_What the task requires_
Return only those lines of the listing in which "grado" appears.

········

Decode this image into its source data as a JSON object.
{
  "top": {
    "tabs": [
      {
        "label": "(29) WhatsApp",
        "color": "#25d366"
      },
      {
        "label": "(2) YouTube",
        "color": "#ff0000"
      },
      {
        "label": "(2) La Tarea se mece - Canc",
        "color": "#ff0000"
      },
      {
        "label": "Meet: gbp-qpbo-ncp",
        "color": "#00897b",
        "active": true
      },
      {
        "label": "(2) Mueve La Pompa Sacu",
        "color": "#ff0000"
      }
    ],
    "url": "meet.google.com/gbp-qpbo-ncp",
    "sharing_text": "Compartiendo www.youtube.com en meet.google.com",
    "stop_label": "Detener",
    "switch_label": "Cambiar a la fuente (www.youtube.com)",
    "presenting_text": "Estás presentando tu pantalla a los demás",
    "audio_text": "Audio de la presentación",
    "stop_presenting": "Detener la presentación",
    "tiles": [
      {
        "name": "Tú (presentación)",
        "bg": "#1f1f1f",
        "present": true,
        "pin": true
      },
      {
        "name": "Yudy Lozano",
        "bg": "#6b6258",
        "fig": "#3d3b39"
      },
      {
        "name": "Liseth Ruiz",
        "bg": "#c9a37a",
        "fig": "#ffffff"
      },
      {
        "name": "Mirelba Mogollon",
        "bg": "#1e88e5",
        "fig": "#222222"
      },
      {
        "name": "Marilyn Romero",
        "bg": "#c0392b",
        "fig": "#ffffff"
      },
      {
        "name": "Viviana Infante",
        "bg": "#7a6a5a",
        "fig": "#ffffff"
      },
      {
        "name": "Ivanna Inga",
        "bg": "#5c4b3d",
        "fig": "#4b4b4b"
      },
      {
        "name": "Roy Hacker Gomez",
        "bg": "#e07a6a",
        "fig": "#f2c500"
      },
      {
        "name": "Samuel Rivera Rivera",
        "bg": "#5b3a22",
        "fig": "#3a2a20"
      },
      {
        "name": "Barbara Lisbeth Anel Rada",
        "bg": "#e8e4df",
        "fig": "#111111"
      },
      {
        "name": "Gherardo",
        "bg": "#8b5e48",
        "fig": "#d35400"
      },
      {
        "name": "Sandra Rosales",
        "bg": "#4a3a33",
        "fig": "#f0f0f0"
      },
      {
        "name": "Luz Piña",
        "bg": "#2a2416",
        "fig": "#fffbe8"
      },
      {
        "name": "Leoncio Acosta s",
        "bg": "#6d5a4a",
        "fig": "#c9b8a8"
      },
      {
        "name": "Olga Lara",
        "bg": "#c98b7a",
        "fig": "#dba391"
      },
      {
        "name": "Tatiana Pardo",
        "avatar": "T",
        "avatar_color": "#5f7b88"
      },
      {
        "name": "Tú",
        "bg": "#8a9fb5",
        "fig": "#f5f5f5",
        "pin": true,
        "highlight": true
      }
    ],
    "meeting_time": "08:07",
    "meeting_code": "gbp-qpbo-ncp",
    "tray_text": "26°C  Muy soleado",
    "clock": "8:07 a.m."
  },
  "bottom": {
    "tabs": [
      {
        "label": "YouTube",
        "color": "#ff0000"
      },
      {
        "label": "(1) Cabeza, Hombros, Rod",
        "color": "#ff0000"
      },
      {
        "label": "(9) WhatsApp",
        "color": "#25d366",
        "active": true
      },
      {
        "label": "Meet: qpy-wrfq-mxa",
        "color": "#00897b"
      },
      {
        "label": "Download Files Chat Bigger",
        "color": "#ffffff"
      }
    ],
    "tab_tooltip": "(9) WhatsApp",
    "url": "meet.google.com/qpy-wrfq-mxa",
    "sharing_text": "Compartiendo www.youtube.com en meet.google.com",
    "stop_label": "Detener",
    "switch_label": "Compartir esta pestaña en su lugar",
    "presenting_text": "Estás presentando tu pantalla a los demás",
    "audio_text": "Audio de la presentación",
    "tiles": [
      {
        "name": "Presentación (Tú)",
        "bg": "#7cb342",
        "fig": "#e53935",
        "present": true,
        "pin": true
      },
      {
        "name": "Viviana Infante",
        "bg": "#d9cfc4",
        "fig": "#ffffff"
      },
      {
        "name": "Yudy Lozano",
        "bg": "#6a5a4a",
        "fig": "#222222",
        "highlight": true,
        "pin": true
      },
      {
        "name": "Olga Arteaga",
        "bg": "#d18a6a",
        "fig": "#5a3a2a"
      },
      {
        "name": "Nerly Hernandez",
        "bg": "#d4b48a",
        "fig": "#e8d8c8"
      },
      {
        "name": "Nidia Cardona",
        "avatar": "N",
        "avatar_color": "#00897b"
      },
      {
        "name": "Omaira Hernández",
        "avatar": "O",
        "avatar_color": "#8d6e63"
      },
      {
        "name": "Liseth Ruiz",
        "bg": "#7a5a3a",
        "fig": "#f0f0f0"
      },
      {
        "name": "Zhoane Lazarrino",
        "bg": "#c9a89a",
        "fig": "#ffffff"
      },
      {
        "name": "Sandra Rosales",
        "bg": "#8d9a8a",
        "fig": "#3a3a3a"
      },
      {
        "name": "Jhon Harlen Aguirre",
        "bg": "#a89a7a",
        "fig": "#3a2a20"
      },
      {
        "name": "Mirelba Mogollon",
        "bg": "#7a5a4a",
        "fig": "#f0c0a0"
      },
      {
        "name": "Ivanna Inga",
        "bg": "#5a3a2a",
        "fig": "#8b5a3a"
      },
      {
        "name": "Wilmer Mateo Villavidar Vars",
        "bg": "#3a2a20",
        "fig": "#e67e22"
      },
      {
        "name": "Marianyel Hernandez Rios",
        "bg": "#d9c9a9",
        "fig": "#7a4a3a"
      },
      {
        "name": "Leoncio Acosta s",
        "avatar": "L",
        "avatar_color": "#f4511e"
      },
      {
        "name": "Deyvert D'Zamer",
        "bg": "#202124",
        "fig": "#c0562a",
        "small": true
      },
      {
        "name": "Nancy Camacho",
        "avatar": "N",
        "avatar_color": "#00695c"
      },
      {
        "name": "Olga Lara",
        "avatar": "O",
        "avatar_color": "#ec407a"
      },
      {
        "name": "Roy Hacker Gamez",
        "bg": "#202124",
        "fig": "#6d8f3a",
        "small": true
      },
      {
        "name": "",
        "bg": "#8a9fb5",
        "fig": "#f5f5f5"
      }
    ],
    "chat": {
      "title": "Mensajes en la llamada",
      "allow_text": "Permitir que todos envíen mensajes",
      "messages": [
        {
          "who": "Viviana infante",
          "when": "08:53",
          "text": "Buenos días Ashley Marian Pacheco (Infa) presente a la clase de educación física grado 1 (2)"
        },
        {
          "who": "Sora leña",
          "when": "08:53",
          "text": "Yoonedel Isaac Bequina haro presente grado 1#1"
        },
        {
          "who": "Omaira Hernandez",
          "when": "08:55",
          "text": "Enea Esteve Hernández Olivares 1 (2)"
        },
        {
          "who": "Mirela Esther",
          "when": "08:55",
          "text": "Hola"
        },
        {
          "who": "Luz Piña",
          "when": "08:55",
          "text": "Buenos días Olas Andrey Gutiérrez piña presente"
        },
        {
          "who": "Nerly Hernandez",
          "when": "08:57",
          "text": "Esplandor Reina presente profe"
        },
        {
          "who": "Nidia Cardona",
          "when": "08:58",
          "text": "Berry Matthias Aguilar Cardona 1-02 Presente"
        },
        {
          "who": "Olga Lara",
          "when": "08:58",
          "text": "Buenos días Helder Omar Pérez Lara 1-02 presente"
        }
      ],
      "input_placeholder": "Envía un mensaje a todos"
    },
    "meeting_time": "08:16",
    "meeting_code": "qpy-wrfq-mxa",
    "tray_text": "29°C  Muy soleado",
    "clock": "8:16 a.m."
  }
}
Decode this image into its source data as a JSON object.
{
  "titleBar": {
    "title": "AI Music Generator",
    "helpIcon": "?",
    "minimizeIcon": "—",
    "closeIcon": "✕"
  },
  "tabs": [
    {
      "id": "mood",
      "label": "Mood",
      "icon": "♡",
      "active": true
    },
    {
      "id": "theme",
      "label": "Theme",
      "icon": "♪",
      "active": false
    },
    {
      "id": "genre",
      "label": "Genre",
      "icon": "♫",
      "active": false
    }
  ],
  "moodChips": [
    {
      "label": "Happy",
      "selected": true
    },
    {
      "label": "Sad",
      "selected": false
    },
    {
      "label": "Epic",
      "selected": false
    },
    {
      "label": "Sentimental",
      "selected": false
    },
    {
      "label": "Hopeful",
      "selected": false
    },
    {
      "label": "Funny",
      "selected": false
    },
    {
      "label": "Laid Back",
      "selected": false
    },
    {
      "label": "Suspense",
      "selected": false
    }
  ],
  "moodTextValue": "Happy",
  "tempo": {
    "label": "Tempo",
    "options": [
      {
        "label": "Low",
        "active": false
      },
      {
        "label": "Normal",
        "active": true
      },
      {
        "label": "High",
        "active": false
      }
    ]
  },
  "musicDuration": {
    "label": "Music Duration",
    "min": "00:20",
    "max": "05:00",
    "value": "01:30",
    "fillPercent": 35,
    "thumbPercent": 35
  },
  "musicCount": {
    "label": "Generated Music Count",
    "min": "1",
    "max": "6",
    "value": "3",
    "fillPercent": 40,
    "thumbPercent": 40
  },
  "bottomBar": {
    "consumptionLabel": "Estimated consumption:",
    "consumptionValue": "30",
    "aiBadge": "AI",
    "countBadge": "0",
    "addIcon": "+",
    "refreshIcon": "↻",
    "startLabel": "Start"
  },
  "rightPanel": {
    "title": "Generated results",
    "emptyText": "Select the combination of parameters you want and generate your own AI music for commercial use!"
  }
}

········

_Answer area_
          "text": "Buenos días Ashley Marian Pacheco (Infa) presente a la clase de educación física grado 1 (2)"
          "text": "Yoonedel Isaac Bequina haro presente grado 1#1"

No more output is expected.